“No, I am sorry,” the Rabbi responded. “I have no advice to give. The only thing I can tell you is that the Messiah is one of you.”
When the Abbot returned to the monastery his fellow monks gathered around him to ask, “Well, what did the Rabbi say?”
“He couldn’t help,” the abbot answered. “We just wept and read the Torah together. The only thing he did say, just as I was leaving–it was something cryptic–was that the Messiah is one of us. I don’t know what he meant.”
In the days and weeks and months that followed, the old monks pondered this and wondered whether there was any possible significance to the Rabbi’s words. The Messiah is one of us? Could he possibly have meant one of us monks here at the monastery? If that’s the case, which one? Do you suppose he meant the Abbot? Yes, if he meant anyone, he probably meant Father Abbot. He has been our leader for more than a generation. On the other hand, he might have meant Brother Thomas. Certainly Brother Thomas is a holy man. Everyone knows that Thomas is a man of light. Certainly he could not have meant Brother Elred! Elred gets crotchety at times. But come to think of it, even though he is a thorn in people’s sides, when you look back on it, Elred is virtually always right. Often very right. Maybe the rabbi did mean Brother Elred. But surely not Brother Phillip. Phillip is so passive, a real nobody. But then, almost mysteriously, he has a gift for somehow always being there when you need him. He just magically appears by your side. Maybe Phillip is the Messiah. Of course the Rabbi didn’t mean me. He couldn’t possibly have meant me. I’m just an ordinary person. Yet supposing he did? Suppose I am the Messiah? O, God, not me. I couldn’t be that much for You, could I?
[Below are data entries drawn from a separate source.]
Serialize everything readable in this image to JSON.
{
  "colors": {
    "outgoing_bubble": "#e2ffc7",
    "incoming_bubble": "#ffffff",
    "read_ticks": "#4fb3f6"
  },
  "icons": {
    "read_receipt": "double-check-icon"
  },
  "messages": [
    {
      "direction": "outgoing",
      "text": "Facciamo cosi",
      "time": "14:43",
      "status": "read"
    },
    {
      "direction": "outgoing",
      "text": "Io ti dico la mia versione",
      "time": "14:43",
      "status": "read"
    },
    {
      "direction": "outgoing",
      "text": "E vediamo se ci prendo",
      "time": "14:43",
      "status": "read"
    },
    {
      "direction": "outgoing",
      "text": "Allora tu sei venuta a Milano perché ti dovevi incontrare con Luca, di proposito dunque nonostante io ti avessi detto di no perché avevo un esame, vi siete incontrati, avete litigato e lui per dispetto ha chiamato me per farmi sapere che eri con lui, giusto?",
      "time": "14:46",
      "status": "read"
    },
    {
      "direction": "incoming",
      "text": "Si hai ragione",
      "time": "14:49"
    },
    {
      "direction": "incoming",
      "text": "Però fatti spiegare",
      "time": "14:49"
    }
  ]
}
As they contemplated in this manner, the old monks began to treat each other with extraordinary respect on the off chance that one among them might be the Messiah. And on the off chance that each monk himself might be the Messiah, they began to treat themselves with extraordinary respect. Because the forest in which it was situated was beautiful, it so happened that people still occasionally came to visit the monastery to picnic on its tiny lawn, to wander along some of its paths, even now and then to go into the dilapidated chapel to meditate. As they did so, without even being conscious of it, they sensed this aura of extraordinary respect that now began to surround the five old monks and seemed to radiate out from them and permeate the atmosphere of the place. There was something strangely attractive, even compelling, about it. Hardly knowing why, they began to come back to the monastery more frequently to picnic, to play, to pray. They began to bring their friends to show them this special place. And their friends brought their friends.
Then it happened that some of the younger men who came to visit the monastery started to talk more and more with the old monks. After a while one asked if he could join them. Then another. And another. So within a few years the monastery had once again become a thriving order and, thanks to the Rabbi’s gift, a vibrant center of light and spirituality in the realm.
Originally from Tales of Hasidim ©1991 Chaim Potok. Reprinted by arrangement with Schocken Books, New York. These stories are from the edited version in Stories of the Spirit, Stories of the Heart, edited by Christina Feldman and Jack Kornfield, © 1991.